Page and application data records
▶
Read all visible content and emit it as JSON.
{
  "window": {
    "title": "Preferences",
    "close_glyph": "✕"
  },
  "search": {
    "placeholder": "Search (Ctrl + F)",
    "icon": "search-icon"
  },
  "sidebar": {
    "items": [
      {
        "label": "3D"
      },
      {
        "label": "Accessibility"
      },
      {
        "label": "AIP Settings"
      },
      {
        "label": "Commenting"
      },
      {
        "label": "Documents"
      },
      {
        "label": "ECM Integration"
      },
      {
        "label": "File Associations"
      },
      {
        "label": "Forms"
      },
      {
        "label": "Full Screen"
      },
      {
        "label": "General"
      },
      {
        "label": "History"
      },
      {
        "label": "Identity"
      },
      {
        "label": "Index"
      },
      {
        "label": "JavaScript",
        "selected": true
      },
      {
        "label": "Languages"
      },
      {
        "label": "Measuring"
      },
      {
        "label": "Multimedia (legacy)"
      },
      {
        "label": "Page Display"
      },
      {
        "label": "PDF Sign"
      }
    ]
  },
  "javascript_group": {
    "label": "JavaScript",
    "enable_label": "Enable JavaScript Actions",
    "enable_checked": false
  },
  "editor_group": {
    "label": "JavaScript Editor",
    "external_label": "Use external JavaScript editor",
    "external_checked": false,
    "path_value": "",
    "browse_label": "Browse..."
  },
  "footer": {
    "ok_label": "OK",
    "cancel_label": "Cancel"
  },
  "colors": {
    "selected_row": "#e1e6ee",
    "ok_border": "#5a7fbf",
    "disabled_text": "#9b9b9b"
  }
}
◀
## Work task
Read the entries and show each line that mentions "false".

## Solution
    "enable_checked": false
    "external_checked": false,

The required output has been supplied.